A hyperstylized "Jules and Jim" update, Canadian actor-turned-filmmaker prodigy Xavier Dolan's French language romance "Heartbeats" ("Les Amour Imaginaires") is as hip as he intends it. At the same time, this chic look at a bisexual love triangle occasionally feels too entangled in its own cool maneuvers. Moving beyond the subtly believable relationships of his 2009 directorial debut, "I Killed My Mother," Dolan has apparently cultivated an obsession with cinematic overstatement -- albeit an effective one.
Within minutes of the opening scene, the core drama has been set in place. Dolan assumes the role of Francis (a nod to Truffaut?), a soft-spoken 25-year-old gay man constantly accompanied by best pal Marie (Monia Chokri). After encountering the confident traveler Nicolas (Niels Schneider) at a social gathering, the duo quickly develop a joint fixation on the carefree fellow, which obviously threatens their existing friendship. In short order, the three of them wind up in bed together, although not for the purposes that both Francis and Marie seek. In need of a place to crash, Nicolas slowly works his way into the characters' lives, operating under motives that never come into sharp focus. In Dolan's smartest move, "Heartbeats" strays from fleshing out Nicolas's personality in favor of magnifying his psychological impact on others.
Working within the boundaries of a rudimentary story, Dolan ramps up his technique and keeps it there for the duration of the running time. Although Francois Truffaut's aforementioned flight of whimsy provides the framework for the story, Dolan appears to have taken more precise cues from Pedro Almodóvar: He repeatedly turns to familiar visual trickery to inject elegance into the scenario, as if to distract from its constant redundancies. Slo-mo is a common effect. Symphonic music intentionally overstates the mood. A steady onslaught of poetic imagery, much of it imagined, often reaches overbearing proportions. (In a particularly gratuitous moment that pushes lyrical boundaries further than they should go, Francis imagines Nicolas covered in a hail of marshmallows.)

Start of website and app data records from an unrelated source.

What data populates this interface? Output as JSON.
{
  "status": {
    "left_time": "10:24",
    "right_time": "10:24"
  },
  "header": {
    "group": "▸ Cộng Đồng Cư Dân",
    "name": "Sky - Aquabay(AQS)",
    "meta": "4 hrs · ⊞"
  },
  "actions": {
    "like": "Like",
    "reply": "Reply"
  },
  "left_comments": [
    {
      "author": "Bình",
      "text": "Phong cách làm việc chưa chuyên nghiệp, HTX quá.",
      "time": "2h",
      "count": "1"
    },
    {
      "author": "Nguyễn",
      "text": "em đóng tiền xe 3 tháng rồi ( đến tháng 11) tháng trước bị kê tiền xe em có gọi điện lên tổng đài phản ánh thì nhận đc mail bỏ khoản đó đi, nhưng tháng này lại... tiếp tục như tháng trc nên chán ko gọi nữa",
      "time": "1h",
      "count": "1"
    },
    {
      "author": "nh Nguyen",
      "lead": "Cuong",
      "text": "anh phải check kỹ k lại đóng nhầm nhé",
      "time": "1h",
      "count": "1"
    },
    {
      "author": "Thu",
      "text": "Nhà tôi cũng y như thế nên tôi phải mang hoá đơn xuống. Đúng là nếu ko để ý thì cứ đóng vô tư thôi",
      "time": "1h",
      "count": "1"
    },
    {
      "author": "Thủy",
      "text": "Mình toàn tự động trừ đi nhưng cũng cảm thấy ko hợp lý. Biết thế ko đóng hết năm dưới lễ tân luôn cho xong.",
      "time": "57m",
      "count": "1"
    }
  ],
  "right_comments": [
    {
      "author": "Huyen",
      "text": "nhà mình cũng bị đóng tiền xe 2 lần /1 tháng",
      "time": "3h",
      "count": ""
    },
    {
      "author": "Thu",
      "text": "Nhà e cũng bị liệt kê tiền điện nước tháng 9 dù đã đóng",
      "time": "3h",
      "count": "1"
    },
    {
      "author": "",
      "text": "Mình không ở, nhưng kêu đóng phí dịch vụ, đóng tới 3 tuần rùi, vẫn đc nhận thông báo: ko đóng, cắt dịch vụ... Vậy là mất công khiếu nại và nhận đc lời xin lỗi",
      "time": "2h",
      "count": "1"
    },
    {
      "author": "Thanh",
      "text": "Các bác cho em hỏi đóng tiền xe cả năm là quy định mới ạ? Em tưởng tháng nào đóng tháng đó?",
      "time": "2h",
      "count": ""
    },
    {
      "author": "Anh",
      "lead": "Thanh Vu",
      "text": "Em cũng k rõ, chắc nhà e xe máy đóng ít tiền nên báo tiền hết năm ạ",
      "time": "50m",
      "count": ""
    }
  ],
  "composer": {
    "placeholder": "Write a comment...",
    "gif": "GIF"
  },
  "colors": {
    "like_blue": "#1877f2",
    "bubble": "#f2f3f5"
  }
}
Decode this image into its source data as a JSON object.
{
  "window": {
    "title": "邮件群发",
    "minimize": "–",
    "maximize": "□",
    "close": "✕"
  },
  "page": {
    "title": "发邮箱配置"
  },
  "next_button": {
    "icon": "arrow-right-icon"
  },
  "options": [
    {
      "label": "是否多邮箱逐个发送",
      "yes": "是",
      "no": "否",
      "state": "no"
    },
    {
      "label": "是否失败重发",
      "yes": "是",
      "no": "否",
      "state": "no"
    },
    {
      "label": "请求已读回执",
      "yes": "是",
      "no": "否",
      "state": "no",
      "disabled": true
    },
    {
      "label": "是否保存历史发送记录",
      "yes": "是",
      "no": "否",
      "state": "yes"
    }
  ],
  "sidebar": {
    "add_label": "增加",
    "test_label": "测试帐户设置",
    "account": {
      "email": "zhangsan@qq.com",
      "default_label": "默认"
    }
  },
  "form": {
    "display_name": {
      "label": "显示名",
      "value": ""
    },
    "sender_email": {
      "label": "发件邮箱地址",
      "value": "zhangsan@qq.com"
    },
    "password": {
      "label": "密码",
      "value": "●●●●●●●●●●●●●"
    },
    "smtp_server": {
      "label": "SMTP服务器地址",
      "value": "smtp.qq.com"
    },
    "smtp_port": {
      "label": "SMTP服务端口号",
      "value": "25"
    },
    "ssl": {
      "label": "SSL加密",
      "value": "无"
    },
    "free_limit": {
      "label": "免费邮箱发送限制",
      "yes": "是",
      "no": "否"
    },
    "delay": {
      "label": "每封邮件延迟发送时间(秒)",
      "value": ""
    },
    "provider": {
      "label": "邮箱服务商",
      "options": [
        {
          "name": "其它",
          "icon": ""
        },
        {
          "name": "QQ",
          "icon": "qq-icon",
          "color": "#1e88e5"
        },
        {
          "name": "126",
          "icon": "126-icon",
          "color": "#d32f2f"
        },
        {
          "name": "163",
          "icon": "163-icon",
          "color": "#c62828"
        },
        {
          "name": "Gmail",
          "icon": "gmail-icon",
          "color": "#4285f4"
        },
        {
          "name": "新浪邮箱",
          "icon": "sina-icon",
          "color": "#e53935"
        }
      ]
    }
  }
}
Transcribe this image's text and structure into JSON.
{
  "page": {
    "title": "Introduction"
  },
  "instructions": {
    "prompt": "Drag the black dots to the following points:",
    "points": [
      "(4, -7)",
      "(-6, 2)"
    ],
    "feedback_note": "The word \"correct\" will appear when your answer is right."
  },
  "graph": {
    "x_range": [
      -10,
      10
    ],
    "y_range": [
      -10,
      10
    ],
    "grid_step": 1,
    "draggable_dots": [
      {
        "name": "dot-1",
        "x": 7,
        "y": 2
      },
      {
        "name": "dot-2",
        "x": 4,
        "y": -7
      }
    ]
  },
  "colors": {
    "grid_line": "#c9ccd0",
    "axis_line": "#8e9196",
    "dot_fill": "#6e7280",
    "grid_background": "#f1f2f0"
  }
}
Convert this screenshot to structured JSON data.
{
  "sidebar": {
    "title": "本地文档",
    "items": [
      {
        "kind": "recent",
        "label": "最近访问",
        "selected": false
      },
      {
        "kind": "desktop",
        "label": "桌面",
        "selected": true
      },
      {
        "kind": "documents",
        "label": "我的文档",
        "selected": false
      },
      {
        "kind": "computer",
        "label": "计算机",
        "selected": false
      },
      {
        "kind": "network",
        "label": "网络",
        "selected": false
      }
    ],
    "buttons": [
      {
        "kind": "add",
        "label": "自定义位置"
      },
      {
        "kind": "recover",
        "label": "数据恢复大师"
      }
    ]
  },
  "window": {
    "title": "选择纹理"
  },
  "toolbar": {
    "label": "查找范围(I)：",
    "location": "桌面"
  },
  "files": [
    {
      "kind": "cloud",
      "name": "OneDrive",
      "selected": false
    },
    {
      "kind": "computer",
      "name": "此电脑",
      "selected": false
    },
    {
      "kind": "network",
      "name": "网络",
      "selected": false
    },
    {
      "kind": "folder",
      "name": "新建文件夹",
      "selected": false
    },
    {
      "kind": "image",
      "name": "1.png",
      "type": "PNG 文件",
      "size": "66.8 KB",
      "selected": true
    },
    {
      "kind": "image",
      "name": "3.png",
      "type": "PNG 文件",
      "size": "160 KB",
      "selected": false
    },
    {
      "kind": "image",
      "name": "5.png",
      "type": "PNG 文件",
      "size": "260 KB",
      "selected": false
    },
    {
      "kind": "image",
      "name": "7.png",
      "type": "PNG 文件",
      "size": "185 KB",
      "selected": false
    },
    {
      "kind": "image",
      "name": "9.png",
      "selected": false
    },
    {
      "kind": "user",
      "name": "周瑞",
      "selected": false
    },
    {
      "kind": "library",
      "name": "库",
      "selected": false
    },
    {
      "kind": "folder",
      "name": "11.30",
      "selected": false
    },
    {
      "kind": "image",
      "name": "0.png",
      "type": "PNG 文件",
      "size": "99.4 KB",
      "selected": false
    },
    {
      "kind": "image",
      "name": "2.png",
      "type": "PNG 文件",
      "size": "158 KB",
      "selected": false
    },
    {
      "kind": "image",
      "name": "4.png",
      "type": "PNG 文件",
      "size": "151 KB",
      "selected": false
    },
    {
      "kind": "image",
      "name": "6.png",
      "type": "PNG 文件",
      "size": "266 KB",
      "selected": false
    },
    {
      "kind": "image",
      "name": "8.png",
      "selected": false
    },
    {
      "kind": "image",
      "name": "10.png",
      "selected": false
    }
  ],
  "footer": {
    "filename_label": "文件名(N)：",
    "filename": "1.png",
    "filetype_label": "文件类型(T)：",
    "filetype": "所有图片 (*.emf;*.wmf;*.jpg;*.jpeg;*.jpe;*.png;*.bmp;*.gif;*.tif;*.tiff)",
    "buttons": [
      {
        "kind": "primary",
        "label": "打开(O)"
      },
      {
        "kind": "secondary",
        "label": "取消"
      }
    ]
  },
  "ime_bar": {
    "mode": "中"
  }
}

All this, and yet "Heartbeats" churns along with a sweet, engaging tone that simply never reaches its full crescendo. Individual moments convey the growing conflict between Francis and Marie while avoiding the need for a single melodramatic confrontation. The final shot impressively suggests the endless cycle of mismatched courtship. When the credits roll, however, little of the material that preceded them has much staying power.
With "I Killed My Mother," Dolan proved his remarkably polished ability, at age 20, to craft an emotionally compelling family dynamic with two core performances. Here, he takes the opposite approach, moving away from the delicate humanistic perspective to play around with sexual tension. The whole thing comes across like a fluffy exercise from a guy whose talents would be better served by artistic progress, but it's nice to know he's got a wide range; now he should find a strategy for melding the conceits of his first and second features into a unified whole. A profound, believable romance, perhaps?
In a sense, "Heartbeats" demonstrates that Dolan has a lot on his mind as a budding filmmaker. The movie is a classy rumination on the single theme that it drives home again and again, and avoids sheer redundancy only because the production remains so ably constructed. Opening with a quote by poet Alfred de Musset that "the only truth is love beyond reason," Dolan almost aggressively hovers on this outlook in every scene. As a result, it unintentionally embodies Musset's advice: "Heartbeats" lacks both credibility and a solid reason to exist. The end product is aimless love from start to finish.